Laura Bliss is a staff writer at CityLab, covering transportation and technology. She also authors MapLab, a biweekly newsletter about maps (subscribe here). Her work has appeared in the New York Times, The Atlantic, Los Angeles magazine, and beyond.
A peek at the global rhythm of Internet usage.
Princeton's Engineering Anomalies Research Lab has long maintained that the Internet might one day act as a global consciousness, unifying planetary outpourings of emotion.
Sounds... creepy, but by certain large-scale measures, the Internet does have certain attributes of a living thing. Take, for example, the latest study from USC's Information Science Institute, which shows the "sleep" patterns of Internet connectivity worldwide.
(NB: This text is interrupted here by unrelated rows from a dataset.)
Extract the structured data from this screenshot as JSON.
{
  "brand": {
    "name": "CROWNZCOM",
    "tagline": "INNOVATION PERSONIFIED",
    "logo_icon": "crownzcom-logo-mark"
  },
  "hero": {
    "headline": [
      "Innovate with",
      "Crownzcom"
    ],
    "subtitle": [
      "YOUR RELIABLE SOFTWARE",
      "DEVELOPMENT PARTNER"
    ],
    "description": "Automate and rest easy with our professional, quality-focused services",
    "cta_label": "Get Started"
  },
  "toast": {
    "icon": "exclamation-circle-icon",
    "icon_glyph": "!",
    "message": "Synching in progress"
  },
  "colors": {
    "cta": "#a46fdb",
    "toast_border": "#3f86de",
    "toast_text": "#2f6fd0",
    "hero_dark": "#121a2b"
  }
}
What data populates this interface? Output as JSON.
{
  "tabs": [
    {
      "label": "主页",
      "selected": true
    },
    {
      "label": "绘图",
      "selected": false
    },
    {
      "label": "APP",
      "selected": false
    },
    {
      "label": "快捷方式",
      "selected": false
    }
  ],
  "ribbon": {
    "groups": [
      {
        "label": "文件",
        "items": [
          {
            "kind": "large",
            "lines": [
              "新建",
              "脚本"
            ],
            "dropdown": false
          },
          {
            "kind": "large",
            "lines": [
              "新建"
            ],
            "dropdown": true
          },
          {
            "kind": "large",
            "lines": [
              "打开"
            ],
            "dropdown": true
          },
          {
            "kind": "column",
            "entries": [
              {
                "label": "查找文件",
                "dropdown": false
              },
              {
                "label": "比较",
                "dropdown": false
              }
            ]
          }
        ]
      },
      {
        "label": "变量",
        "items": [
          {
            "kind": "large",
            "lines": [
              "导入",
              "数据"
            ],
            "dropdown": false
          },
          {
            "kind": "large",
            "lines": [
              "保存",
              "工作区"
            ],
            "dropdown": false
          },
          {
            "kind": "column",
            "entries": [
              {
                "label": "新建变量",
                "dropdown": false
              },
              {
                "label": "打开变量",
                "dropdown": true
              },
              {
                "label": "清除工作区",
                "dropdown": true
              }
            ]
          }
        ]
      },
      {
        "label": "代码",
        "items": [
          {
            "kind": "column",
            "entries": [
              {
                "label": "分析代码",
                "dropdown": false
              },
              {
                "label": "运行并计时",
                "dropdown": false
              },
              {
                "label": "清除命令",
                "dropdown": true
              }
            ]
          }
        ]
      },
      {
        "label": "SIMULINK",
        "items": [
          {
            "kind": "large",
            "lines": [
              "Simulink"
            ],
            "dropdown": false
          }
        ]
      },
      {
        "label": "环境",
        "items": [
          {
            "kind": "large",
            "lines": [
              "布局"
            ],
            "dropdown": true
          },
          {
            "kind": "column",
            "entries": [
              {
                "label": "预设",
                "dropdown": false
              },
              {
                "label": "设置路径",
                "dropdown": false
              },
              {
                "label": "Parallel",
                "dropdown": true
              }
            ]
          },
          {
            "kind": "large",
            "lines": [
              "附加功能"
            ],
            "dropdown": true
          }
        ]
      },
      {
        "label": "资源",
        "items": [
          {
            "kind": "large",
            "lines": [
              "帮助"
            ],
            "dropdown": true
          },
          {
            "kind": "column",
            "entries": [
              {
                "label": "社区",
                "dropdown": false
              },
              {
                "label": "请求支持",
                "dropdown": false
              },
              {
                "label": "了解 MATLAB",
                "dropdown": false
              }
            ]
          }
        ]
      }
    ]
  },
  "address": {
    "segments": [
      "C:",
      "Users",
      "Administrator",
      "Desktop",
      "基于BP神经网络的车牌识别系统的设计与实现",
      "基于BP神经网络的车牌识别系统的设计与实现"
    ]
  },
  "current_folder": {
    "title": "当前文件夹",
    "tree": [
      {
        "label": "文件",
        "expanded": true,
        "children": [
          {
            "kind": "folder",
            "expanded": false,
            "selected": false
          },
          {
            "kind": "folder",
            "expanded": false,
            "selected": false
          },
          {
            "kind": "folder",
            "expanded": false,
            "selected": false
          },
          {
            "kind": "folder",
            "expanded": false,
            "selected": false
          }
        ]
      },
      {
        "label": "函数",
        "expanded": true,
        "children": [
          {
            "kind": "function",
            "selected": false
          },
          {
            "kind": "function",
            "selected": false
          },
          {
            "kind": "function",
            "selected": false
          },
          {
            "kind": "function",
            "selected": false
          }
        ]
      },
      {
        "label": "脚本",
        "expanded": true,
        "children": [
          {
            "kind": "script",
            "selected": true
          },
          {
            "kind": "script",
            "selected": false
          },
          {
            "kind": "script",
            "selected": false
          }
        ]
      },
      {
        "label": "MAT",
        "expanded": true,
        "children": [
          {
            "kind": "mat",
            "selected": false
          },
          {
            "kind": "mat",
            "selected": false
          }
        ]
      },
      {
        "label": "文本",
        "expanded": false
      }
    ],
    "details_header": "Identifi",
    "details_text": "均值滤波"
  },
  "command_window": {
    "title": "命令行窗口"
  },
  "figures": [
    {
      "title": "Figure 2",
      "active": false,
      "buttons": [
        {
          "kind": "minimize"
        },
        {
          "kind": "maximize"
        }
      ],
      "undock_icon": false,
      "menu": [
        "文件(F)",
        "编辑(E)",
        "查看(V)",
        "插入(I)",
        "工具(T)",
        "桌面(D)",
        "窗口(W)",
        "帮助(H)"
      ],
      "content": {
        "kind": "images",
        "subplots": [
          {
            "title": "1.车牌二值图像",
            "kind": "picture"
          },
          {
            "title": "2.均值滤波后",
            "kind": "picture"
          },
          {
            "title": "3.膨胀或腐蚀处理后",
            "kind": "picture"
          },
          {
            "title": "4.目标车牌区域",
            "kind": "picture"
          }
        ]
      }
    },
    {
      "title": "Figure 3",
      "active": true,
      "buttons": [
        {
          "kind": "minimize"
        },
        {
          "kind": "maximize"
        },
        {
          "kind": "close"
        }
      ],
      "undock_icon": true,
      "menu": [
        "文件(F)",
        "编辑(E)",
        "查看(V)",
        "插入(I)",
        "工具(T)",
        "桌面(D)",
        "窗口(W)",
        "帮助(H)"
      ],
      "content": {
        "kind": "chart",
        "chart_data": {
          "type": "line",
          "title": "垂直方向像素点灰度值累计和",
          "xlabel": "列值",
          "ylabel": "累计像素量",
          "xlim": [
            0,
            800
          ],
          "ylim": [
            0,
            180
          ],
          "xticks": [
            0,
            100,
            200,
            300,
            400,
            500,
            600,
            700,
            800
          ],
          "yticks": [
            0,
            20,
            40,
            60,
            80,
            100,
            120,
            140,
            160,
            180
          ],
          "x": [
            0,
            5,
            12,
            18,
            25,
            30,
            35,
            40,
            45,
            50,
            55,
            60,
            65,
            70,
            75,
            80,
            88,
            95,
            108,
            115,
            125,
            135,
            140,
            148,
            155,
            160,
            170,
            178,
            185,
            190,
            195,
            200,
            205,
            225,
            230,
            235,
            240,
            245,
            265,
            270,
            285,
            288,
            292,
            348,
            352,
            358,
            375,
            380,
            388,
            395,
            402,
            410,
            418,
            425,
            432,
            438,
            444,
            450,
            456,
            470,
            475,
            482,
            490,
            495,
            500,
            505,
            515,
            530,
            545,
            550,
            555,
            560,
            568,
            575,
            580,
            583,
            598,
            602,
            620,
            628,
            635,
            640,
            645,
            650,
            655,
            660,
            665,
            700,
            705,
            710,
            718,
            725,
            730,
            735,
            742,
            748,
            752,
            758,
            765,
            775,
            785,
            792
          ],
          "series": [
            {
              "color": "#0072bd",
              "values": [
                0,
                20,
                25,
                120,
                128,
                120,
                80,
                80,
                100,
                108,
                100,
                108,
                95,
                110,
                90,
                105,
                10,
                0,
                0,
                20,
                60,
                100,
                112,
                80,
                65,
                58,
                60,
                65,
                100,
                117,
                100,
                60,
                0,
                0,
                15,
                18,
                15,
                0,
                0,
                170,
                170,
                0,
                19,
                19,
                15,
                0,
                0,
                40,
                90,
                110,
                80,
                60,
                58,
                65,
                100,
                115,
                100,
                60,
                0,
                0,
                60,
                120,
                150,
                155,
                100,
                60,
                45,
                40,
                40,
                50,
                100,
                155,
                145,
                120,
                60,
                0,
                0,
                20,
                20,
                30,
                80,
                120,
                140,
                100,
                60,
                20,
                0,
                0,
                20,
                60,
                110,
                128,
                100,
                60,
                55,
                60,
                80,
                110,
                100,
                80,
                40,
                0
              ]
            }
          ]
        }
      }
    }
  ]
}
Co-author John Heidemann and his associates pinged nearly one billion IP addresses all over the world every 11 minutes for two months, noting day-to-day patterns. They found that the U.S. and most countries in western Europe were consistently "on," while many regions in Eastern Europe, South America, and Asia, had strong diurnal access, with connectivity waning with the sunset. This could be related to certain governments' restrictions on use. The GIF above demonstrates a passing day for the Internet, with red patches showing greater connectivity and blue patches less.
Researchers say that understanding the Internet's wake cycles could help scientists and leaders better understand and develop tools for emergency Internet outages, like New York's web blackout following Hurricane Sandy.
For a deeper dive into the sleeping, bleeping giant, an official video below: